My first advice would be to make the new floor plan compact so that radiant heat can reach most of the rooms, especially ones you want to keep warmer. My inclination for using an RMH in a new big house might be to run the duct in mass below the floor, say under all the bedrooms. Another possibility would be to have a large bell-style RMH to heat the central spaces, with the forced air supply duct running through the bell cavity to be heated before heading to remote rooms. This would want some electronic controls to mix RMH-heated with non-heated air so the final supply was consistent. Depending on the layout, you are likely to need more than one RMH to give relatively even heating to a really big house on one level. A really well-insulated envelope will make concentrated radiant heating more effective.
A rocket mass heater is primarily a space heater. Theory is a highly efficient burn chamber that uses a small load of wood to generate incredibly high burn temps for a short duration of not much more than an hour or so. Intense heat from this burn is then stored in a large dense mass, where it slowly releases heat into the adjacent space. It may take a day or so to cool off, and radiates heat into the space during that time. It is a batch process used to heat a limited surrounding space.
Heating and cooling a large structure with wood gets to be problematic in a hurry. For you to utilize such a process will mean you will need to graft the highly efficient burn chamber......the one that generates all that intense heat......into a distribution system that moves the heat throughout the house.

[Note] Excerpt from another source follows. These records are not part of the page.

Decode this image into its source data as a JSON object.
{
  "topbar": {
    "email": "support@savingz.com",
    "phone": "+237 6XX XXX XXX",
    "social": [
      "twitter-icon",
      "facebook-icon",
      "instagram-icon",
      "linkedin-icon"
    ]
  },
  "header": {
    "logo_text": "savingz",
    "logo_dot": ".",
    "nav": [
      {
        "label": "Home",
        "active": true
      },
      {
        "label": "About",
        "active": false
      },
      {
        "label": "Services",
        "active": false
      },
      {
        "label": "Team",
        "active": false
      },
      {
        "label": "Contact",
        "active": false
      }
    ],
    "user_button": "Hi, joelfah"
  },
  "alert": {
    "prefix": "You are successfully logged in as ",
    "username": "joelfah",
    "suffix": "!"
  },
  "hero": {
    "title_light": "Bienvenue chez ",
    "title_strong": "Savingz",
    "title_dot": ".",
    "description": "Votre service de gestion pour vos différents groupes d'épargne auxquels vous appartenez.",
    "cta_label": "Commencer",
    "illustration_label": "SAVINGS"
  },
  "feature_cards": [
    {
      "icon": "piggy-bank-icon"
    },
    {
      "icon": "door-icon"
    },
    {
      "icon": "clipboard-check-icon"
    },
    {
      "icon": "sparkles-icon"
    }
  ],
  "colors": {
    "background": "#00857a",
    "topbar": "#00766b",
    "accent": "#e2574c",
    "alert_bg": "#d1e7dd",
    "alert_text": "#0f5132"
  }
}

One system normally used to distribute heat from a central heat source is forced air........warm air is ducted throughout a house. But even that has size limitations. A big house will have multiple furnaces if you stick with forced air. When only one heating system is used in a large area, an old way of doing it was to use steam or hot water, which can utilize a single heater, and pump the hot fluid throughout the structure. The heat is released into the rooms using radiators, or fin tube or some such thing. The release of heat into the room is similar to a RHM in that is utilizes both radiant heat and heats the air so there is some convection as well. Hot water and steam heat is comfortable. Or, if a one story home you can do something similar by using cement floors as the mass and let your floors become your radiators. But if you did this, using a Rocket core would be a dicey thing to devise. You would need a lot of experience with water, steam and wood heat and burning wood to pull it off.
The other option for heating multiple rooms is something like that used in motel rooms. Each room has it's own heating and cooling. But those run on electricity......not wood.
posted 3 years ago
Something like this might be yet another option for you to consider, although this is a complicated build that requires a lot of understanding of what is going on to successfully build and operate it.